◆ **ASSIGNED TASK**
What lines in this listing contain the string "that"? Report each one by copying it.

◆ **DATA PROVIDED**
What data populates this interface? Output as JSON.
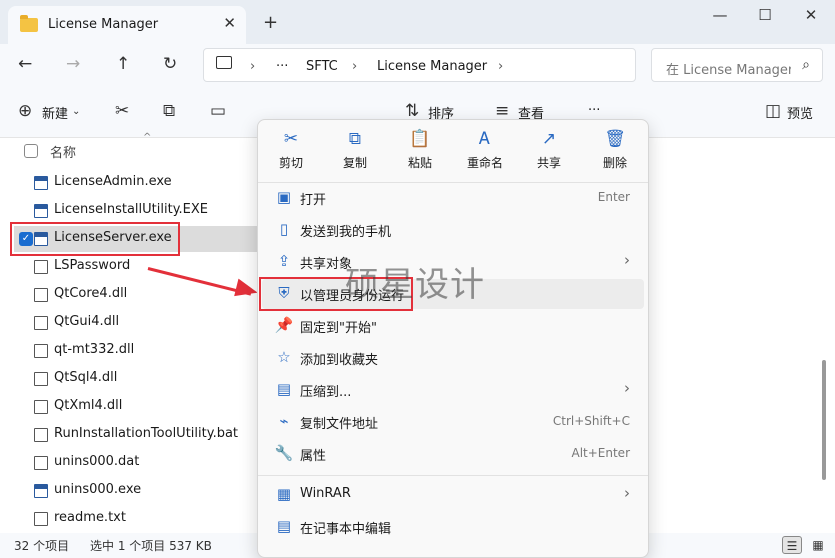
{
  "window": {
    "tab_title": "License Manager",
    "tab_close": "✕",
    "new_tab": "+",
    "minimize": "—",
    "maximize": "☐",
    "close": "✕"
  },
  "address": {
    "back": "←",
    "forward": "→",
    "up": "↑",
    "refresh": "↻",
    "computer_icon": "computer-icon",
    "more": "···",
    "crumbs": [
      "SFTC",
      "License Manager"
    ],
    "search_placeholder": "在 License Manager 中搜索"
  },
  "toolbar": {
    "new_label": "新建",
    "sort_label": "排序",
    "view_label": "查看",
    "more": "···",
    "preview_label": "预览"
  },
  "list": {
    "name_header": "名称",
    "files": [
      {
        "name": "LicenseAdmin.exe",
        "type": "exe"
      },
      {
        "name": "LicenseInstallUtility.EXE",
        "type": "exe"
      },
      {
        "name": "LicenseServer.exe",
        "type": "exe",
        "selected": true
      },
      {
        "name": "LSPassword",
        "type": "file"
      },
      {
        "name": "QtCore4.dll",
        "type": "dll"
      },
      {
        "name": "QtGui4.dll",
        "type": "dll"
      },
      {
        "name": "qt-mt332.dll",
        "type": "dll"
      },
      {
        "name": "QtSql4.dll",
        "type": "dll"
      },
      {
        "name": "QtXml4.dll",
        "type": "dll"
      },
      {
        "name": "RunInstallationToolUtility.bat",
        "type": "bat"
      },
      {
        "name": "unins000.dat",
        "type": "file"
      },
      {
        "name": "unins000.exe",
        "type": "exe"
      },
      {
        "name": "readme.txt",
        "type": "txt"
      }
    ]
  },
  "status": {
    "count": "32 个项目",
    "selection": "选中 1 个项目  537 KB"
  },
  "context_menu": {
    "quick_actions": [
      {
        "label": "剪切",
        "icon": "✂"
      },
      {
        "label": "复制",
        "icon": "⧉"
      },
      {
        "label": "粘贴",
        "icon": "📋"
      },
      {
        "label": "重命名",
        "icon": "Ꭺ"
      },
      {
        "label": "共享",
        "icon": "↗"
      },
      {
        "label": "删除",
        "icon": "🗑"
      }
    ],
    "items": [
      {
        "label": "打开",
        "shortcut": "Enter",
        "icon": "▣"
      },
      {
        "label": "发送到我的手机",
        "shortcut": "",
        "icon": "▯"
      },
      {
        "label": "共享对象",
        "shortcut": "",
        "icon": "⇪",
        "submenu": true
      },
      {
        "label": "以管理员身份运行",
        "shortcut": "",
        "icon": "⛨",
        "highlight": true
      },
      {
        "label": "固定到\"开始\"",
        "shortcut": "",
        "icon": "📌"
      },
      {
        "label": "添加到收藏夹",
        "shortcut": "",
        "icon": "☆"
      },
      {
        "label": "压缩到...",
        "shortcut": "",
        "icon": "▤",
        "submenu": true
      },
      {
        "label": "复制文件地址",
        "shortcut": "Ctrl+Shift+C",
        "icon": "⌁"
      },
      {
        "label": "属性",
        "shortcut": "Alt+Enter",
        "icon": "🔧"
      },
      {
        "label": "WinRAR",
        "shortcut": "",
        "icon": "▦",
        "submenu": true
      },
      {
        "label": "在记事本中编辑",
        "shortcut": "",
        "icon": "▤"
      }
    ]
  },
  "watermark": "硕星设计",
  "colors": {
    "accent": "#1a6dd0",
    "annotation": "#e3303a"
  }
}
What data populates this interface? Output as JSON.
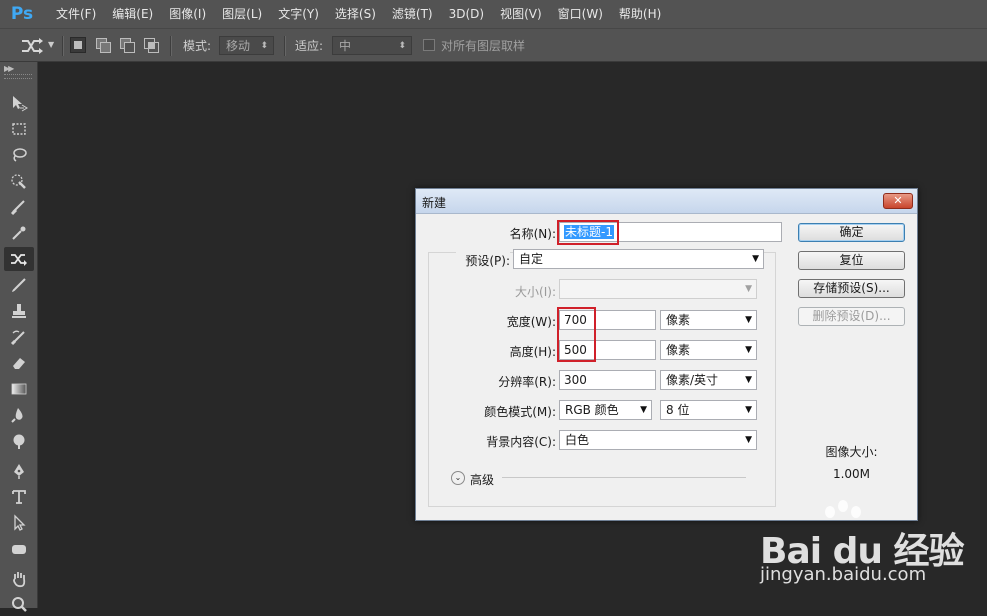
{
  "app": {
    "logo": "Ps",
    "menu": [
      "文件(F)",
      "编辑(E)",
      "图像(I)",
      "图层(L)",
      "文字(Y)",
      "选择(S)",
      "滤镜(T)",
      "3D(D)",
      "视图(V)",
      "窗口(W)",
      "帮助(H)"
    ]
  },
  "options_bar": {
    "mode_label": "模式:",
    "mode_value": "移动",
    "adapt_label": "适应:",
    "adapt_value": "中",
    "sample_all_layers_label": "对所有图层取样"
  },
  "dialog": {
    "title": "新建",
    "close_label": "✕",
    "name_label": "名称(N):",
    "name_value": "未标题-1",
    "preset_label": "预设(P):",
    "preset_value": "自定",
    "size_label": "大小(I):",
    "size_value": "",
    "width_label": "宽度(W):",
    "width_value": "700",
    "width_unit": "像素",
    "height_label": "高度(H):",
    "height_value": "500",
    "height_unit": "像素",
    "resolution_label": "分辨率(R):",
    "resolution_value": "300",
    "resolution_unit": "像素/英寸",
    "color_mode_label": "颜色模式(M):",
    "color_mode_value": "RGB 颜色",
    "bit_depth_value": "8 位",
    "background_label": "背景内容(C):",
    "background_value": "白色",
    "advanced_label": "高级",
    "image_size_label": "图像大小:",
    "image_size_value": "1.00M",
    "buttons": {
      "ok": "确定",
      "reset": "复位",
      "save_preset": "存储预设(S)...",
      "delete_preset": "删除预设(D)..."
    }
  },
  "watermark": {
    "main": "Bai du 经验",
    "sub": "jingyan.baidu.com"
  },
  "colors": {
    "ps_blue": "#3fa9f5",
    "highlight_red": "#d0202a",
    "selection_blue": "#3399ff"
  }
}
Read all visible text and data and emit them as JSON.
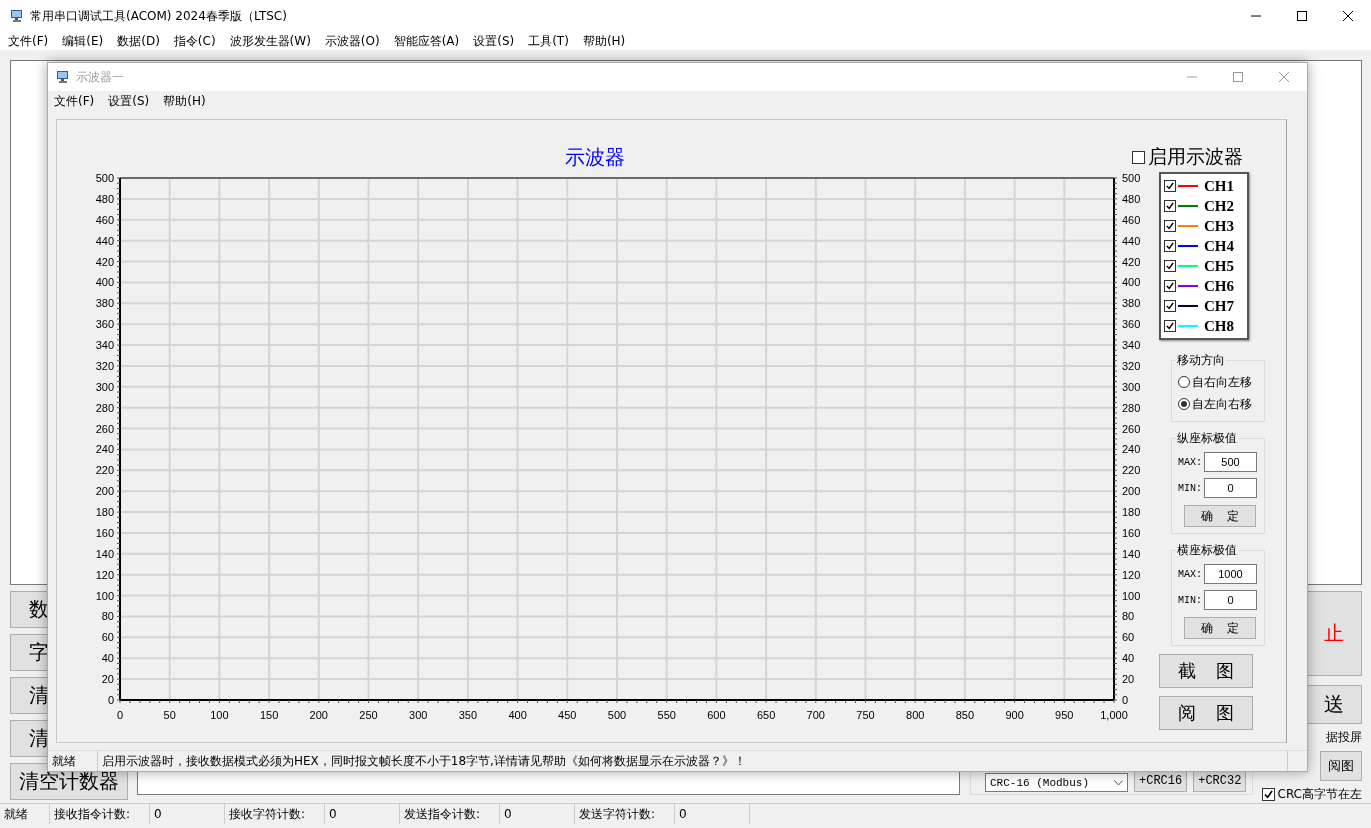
{
  "window": {
    "title": "常用串口调试工具(ACOM) 2024春季版（LTSC)"
  },
  "menu": [
    "文件(F)",
    "编辑(E)",
    "数据(D)",
    "指令(C)",
    "波形发生器(W)",
    "示波器(O)",
    "智能应答(A)",
    "设置(S)",
    "工具(T)",
    "帮助(H)"
  ],
  "left_buttons": [
    "数",
    "字",
    "清",
    "清",
    "清空计数器"
  ],
  "stop_button": "止",
  "send_button": "送",
  "projection_label": "据投屏",
  "view_button": "阅图",
  "crc_select": {
    "value": "CRC-16 (Modbus)"
  },
  "crc_buttons": [
    "+CRC16",
    "+CRC32"
  ],
  "crc_high_left": {
    "label": "CRC高字节在左",
    "checked": true
  },
  "status_bar": [
    "就绪",
    "接收指令计数:",
    "0",
    "接收字符计数:",
    "0",
    "发送指令计数:",
    "0",
    "发送字符计数:",
    "0"
  ],
  "scope": {
    "title": "示波器一",
    "menu": [
      "文件(F)",
      "设置(S)",
      "帮助(H)"
    ],
    "enable": {
      "label": "启用示波器",
      "checked": false
    },
    "chart_data": {
      "type": "line",
      "title": "示波器",
      "xlim": [
        0,
        1000
      ],
      "ylim": [
        0,
        500
      ],
      "xticks": [
        0,
        50,
        100,
        150,
        200,
        250,
        300,
        350,
        400,
        450,
        500,
        550,
        600,
        650,
        700,
        750,
        800,
        850,
        900,
        950,
        {
          "value": 1000,
          "label": "1,000"
        }
      ],
      "yticks": [
        0,
        20,
        40,
        60,
        80,
        100,
        120,
        140,
        160,
        180,
        200,
        220,
        240,
        260,
        280,
        300,
        320,
        340,
        360,
        380,
        400,
        420,
        440,
        460,
        480,
        500
      ],
      "y2ticks": [
        0,
        20,
        40,
        60,
        80,
        100,
        120,
        140,
        160,
        180,
        200,
        220,
        240,
        260,
        280,
        300,
        320,
        340,
        360,
        380,
        400,
        420,
        440,
        460,
        480,
        500
      ],
      "y2lim": [
        0,
        500
      ],
      "grid": true
    },
    "channels": [
      {
        "label": "CH1",
        "checked": true,
        "color": "#ff0000"
      },
      {
        "label": "CH2",
        "checked": true,
        "color": "#008000"
      },
      {
        "label": "CH3",
        "checked": true,
        "color": "#ff8000"
      },
      {
        "label": "CH4",
        "checked": true,
        "color": "#0000ff"
      },
      {
        "label": "CH5",
        "checked": true,
        "color": "#00ff80"
      },
      {
        "label": "CH6",
        "checked": true,
        "color": "#8000ff"
      },
      {
        "label": "CH7",
        "checked": true,
        "color": "#000040"
      },
      {
        "label": "CH8",
        "checked": true,
        "color": "#00ffff"
      }
    ],
    "direction": {
      "title": "移动方向",
      "options": [
        {
          "label": "自右向左移",
          "selected": false
        },
        {
          "label": "自左向右移",
          "selected": true
        }
      ]
    },
    "ranges": [
      {
        "title": "纵座标极值",
        "max_label": "MAX:",
        "max": "500",
        "min_label": "MIN:",
        "min": "0",
        "button": "确 定"
      },
      {
        "title": "横座标极值",
        "max_label": "MAX:",
        "max": "1000",
        "min_label": "MIN:",
        "min": "0",
        "button": "确 定"
      }
    ],
    "buttons": [
      "截 图",
      "阅 图"
    ],
    "status": [
      "就绪",
      "启用示波器时，接收数据模式必须为HEX，同时报文帧长度不小于18字节,详情请见帮助《如何将数据显示在示波器？》！"
    ]
  }
}
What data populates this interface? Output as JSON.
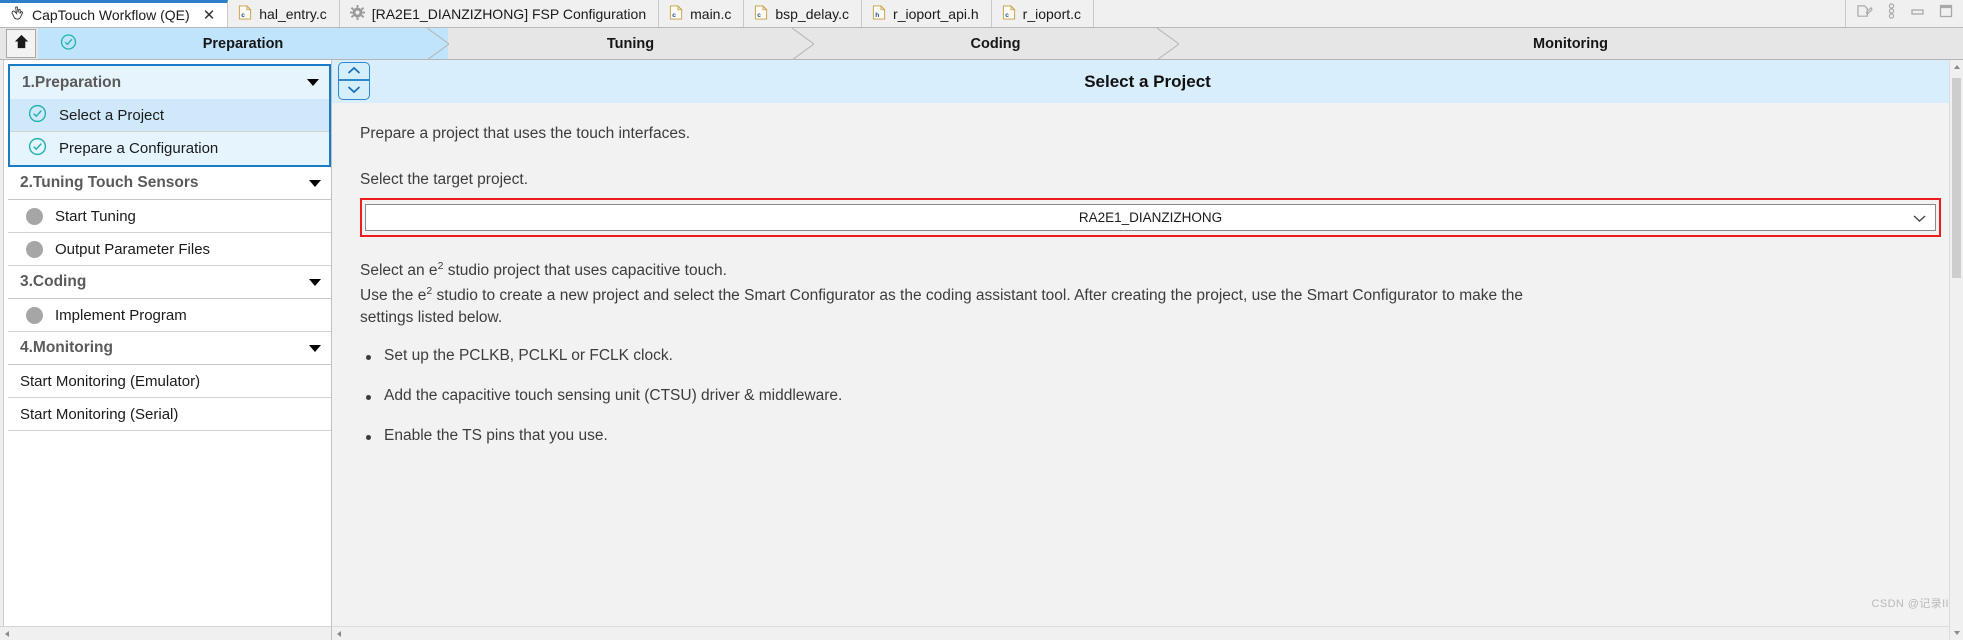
{
  "window": {
    "tools": [
      {
        "name": "restore-view-icon",
        "glyph": "restore"
      },
      {
        "name": "view-menu-icon",
        "glyph": "menu"
      },
      {
        "name": "minimize-icon",
        "glyph": "minimize"
      },
      {
        "name": "maximize-icon",
        "glyph": "maximize"
      }
    ]
  },
  "tabs": [
    {
      "label": "CapTouch Workflow (QE)",
      "icon": "captouch-icon",
      "active": true,
      "closable": true,
      "close_label": "✕"
    },
    {
      "label": "hal_entry.c",
      "icon": "c-file-icon",
      "active": false,
      "closable": false
    },
    {
      "label": "[RA2E1_DIANZIZHONG] FSP Configuration",
      "icon": "gear-icon",
      "active": false,
      "closable": false
    },
    {
      "label": "main.c",
      "icon": "c-file-icon",
      "active": false,
      "closable": false
    },
    {
      "label": "bsp_delay.c",
      "icon": "c-file-icon",
      "active": false,
      "closable": false
    },
    {
      "label": "r_ioport_api.h",
      "icon": "h-file-icon",
      "active": false,
      "closable": false
    },
    {
      "label": "r_ioport.c",
      "icon": "c-file-icon",
      "active": false,
      "closable": false
    }
  ],
  "workflow": {
    "home_button": "home-icon",
    "steps": [
      {
        "label": "Preparation",
        "active": true,
        "checked": true
      },
      {
        "label": "Tuning",
        "active": false,
        "checked": false
      },
      {
        "label": "Coding",
        "active": false,
        "checked": false
      },
      {
        "label": "Monitoring",
        "active": false,
        "checked": false
      }
    ]
  },
  "sidebar": {
    "sections": [
      {
        "header": "1.Preparation",
        "boxed": true,
        "items": [
          {
            "label": "Select a Project",
            "state": "done",
            "highlighted": true
          },
          {
            "label": "Prepare a Configuration",
            "state": "done",
            "highlighted": false
          }
        ]
      },
      {
        "header": "2.Tuning Touch Sensors",
        "boxed": false,
        "items": [
          {
            "label": "Start Tuning",
            "state": "pending",
            "highlighted": false
          },
          {
            "label": "Output Parameter Files",
            "state": "pending",
            "highlighted": false
          }
        ]
      },
      {
        "header": "3.Coding",
        "boxed": false,
        "items": [
          {
            "label": "Implement Program",
            "state": "pending",
            "highlighted": false
          }
        ]
      },
      {
        "header": "4.Monitoring",
        "boxed": false,
        "items": [
          {
            "label": "Start Monitoring (Emulator)",
            "state": "none",
            "highlighted": false
          },
          {
            "label": "Start Monitoring (Serial)",
            "state": "none",
            "highlighted": false
          }
        ]
      }
    ]
  },
  "main": {
    "title": "Select a Project",
    "intro": "Prepare a project that uses the touch interfaces.",
    "select_label": "Select the target project.",
    "project_combo": {
      "value": "RA2E1_DIANZIZHONG",
      "placeholder": "RA2E1_DIANZIZHONG"
    },
    "desc_line1_a": "Select an e",
    "desc_line1_sup": "2",
    "desc_line1_b": " studio project that uses capacitive touch.",
    "desc_line2_a": "Use the e",
    "desc_line2_sup": "2",
    "desc_line2_b": " studio to create a new project and select the Smart Configurator as the coding assistant tool. After creating the project, use the Smart Configurator to make the settings listed below.",
    "bullets": [
      "Set up the PCLKB, PCLKL or FCLK clock.",
      "Add the capacitive touch sensing unit (CTSU) driver & middleware.",
      "Enable the TS pins that you use."
    ]
  },
  "watermark": "CSDN @记录II",
  "colors": {
    "accent_blue": "#1a7cc4",
    "active_step": "#bfe4fb",
    "header_band": "#d9eefc",
    "highlight_row": "#cfe9fb",
    "check_teal": "#22b2b2",
    "error_red": "#ee1c1c",
    "pending_grey": "#a6a6a6"
  }
}
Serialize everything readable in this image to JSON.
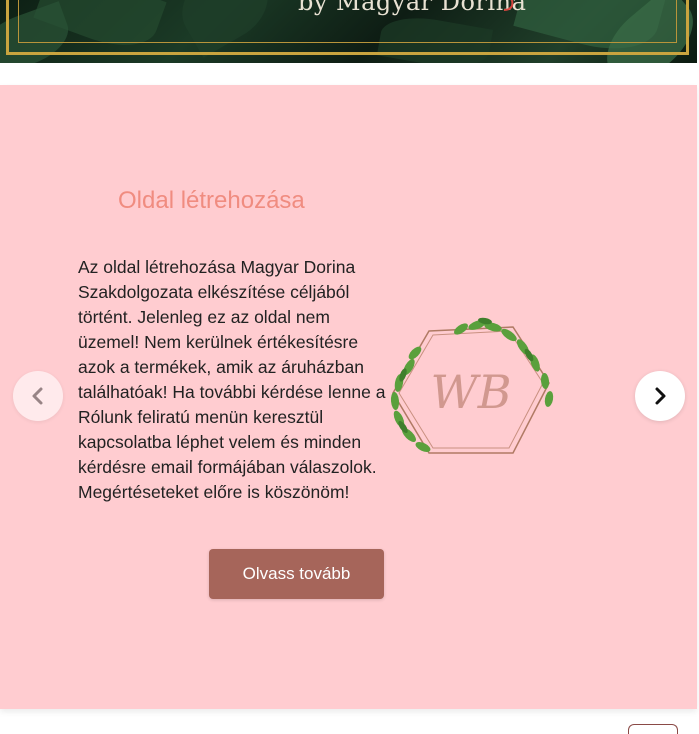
{
  "header_banner": {
    "byline": "by Magyar Dorina",
    "colors": {
      "gold_frame": "#c9a43f",
      "background": "#12261a"
    }
  },
  "carousel": {
    "slide": {
      "title": "Oldal létrehozása",
      "body": "Az oldal létrehozása Magyar Dorina Szakdolgozata elkészítése céljából történt. Jelenleg ez az oldal nem üzemel! Nem kerülnek értékesítésre azok a termékek, amik az áruházban találhatóak! Ha további kérdése lenne a Rólunk feliratú menün keresztül kapcsolatba léphet velem és minden kérdésre email formájában válaszolok. Megértéseteket előre is köszönöm!",
      "logo_text": "WB",
      "button_label": "Olvass tovább"
    },
    "prev_icon": "chevron-left-icon",
    "next_icon": "chevron-right-icon",
    "colors": {
      "background": "#ffccd0",
      "title": "#f08c80",
      "button": "#a6655a",
      "logo_frame": "#b07a64",
      "leaves": "#5aa03c"
    }
  }
}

◆ **SOLUTION FOR THIS EXERCISE**
    "intro": "Prepare a project that uses the touch interfaces.",
    "desc_line1_b": " studio project that uses capacitive touch.",
      "Enable the TS pins that you use."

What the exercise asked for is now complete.